Dubuque, Iowa, has been called the “masterpiece on the Mississippi” for its natural beauty and proximity to the Mississippi River.
Now, the city of about 60,000 residents on the Illinois border is becoming known for a different kind of beauty — murals.
“It’s a river town with working-class roots, but we’re entering a new era, and it’s kind of interesting,” says Sam Mulgrew, whose Voices Productions nonprofit group has been a force behind the push for more public art. “The cultural life of Dubuque is taking on a new form.”
Dubuque has about 60 murals, according to Mulgrew, all done since 2015.
Some were painted to give a lift to an area, others to spur cultural tourism and help add to the vibe of a city aiming to attract and keep young residents.
“It’s inspired by an old currency note,” according to WERC, and includes “a goddess who’s holding lightning, and she’s supported by an eagle.”
Across the street, WERC did another mural the same year, titled “Owl Moon,” touching on “femininity, wisdom, beauty” but which since was unexpectedly painted over.
Other murals in Dubuque have purposely been given a limited shelf life.

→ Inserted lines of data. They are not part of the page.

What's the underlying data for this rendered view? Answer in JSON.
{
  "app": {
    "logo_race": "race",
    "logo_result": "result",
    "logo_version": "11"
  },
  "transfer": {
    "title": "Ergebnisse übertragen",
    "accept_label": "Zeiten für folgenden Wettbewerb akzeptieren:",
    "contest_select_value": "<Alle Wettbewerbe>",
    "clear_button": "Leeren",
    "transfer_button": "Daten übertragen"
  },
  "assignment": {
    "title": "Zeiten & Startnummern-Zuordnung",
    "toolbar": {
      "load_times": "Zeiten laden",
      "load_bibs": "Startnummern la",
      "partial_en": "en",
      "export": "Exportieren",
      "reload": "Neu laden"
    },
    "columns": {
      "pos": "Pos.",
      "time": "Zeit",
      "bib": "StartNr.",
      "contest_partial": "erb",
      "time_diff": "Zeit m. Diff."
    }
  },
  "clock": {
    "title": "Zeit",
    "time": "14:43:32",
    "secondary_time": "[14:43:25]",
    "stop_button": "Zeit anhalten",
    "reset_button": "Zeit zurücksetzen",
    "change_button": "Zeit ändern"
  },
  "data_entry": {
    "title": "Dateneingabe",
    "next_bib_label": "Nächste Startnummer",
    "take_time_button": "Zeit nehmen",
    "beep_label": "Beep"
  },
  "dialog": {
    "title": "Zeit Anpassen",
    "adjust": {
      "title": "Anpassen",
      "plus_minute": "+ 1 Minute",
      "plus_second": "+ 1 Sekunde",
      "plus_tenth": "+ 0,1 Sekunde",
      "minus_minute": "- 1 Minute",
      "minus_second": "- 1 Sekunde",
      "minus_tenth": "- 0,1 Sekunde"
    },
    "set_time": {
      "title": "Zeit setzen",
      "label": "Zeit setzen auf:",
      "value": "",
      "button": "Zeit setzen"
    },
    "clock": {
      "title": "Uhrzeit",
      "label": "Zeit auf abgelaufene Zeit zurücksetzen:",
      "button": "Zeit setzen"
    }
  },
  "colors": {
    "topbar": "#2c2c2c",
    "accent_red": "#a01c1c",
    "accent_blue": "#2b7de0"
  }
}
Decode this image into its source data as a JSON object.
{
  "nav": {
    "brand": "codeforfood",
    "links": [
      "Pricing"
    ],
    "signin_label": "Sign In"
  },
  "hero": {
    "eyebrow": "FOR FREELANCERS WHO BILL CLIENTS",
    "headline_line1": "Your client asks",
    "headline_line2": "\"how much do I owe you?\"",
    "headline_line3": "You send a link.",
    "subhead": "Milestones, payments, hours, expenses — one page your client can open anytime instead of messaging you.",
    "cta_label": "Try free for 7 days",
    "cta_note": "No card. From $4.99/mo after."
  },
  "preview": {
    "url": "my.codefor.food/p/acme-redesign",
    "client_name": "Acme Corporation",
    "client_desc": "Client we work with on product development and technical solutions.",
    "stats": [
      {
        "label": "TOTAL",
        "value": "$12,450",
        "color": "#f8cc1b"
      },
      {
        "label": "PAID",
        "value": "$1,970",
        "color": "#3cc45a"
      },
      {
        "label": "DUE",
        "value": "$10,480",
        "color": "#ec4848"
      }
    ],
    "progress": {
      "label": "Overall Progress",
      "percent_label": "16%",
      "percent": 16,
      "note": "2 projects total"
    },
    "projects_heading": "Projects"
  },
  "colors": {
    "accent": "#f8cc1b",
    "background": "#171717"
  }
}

Like one done in 2021 by the Connecticut artist who goes by ARCY that celebrates two baseball pioneers with ties to Dubuque and to the White Sox: Charles Comiskey and Red Faber.
Comiskey, one of the founders of the American League, was a longtime owner of the Sox who once played for the Dubuque Rabbits minor-league team.
Faber was a Sox pitcher from 1914 to 1933 who played college and minor-league ball in Dubuque and was among the last pitchers allowed to throw a spitball, having been grandfathered in to keep using it when the pitch was banned.
Mulgrew says that mural was on a wall that’s meant to be repainted every year or two with new art, and it’s already been replaced.
Mulgrew says his favorite painting in Dubuque might be one by the artist who goes by Gaia, featuring “a photograph we found of a group of men who were brewers in Dubuque” decades ago “holding a poster of their brewery.”
“It’s so many times removed from reality,” Mulgrew says. “Someone takes a photo of them, and we make a mural of it, like, 100 years later.”
Gaia, who lives in Baltimore, says of his mural: “I wanted to propose the idea that the white working class, its biggest danger, its biggest threat, isn’t xenophobic, not immigrants taking jobs or globalization, it’s just automation.”
Asked about Dubuque’s explosion of murals, Gaia says, “I am intrigued by the strategy that ultimately a lot of small towns in the United States are utilizing, focusing on a younger demographic and exploring all kinds of different strategies for retaining young people.”
Street and graffiti art “are a facet of that strategy,” he says. “Ultimately, I think it works.”
Mulgrew says other small towns in the Midwest are “looking to Dubuque as a model for public art and mural art, for how to get it done.”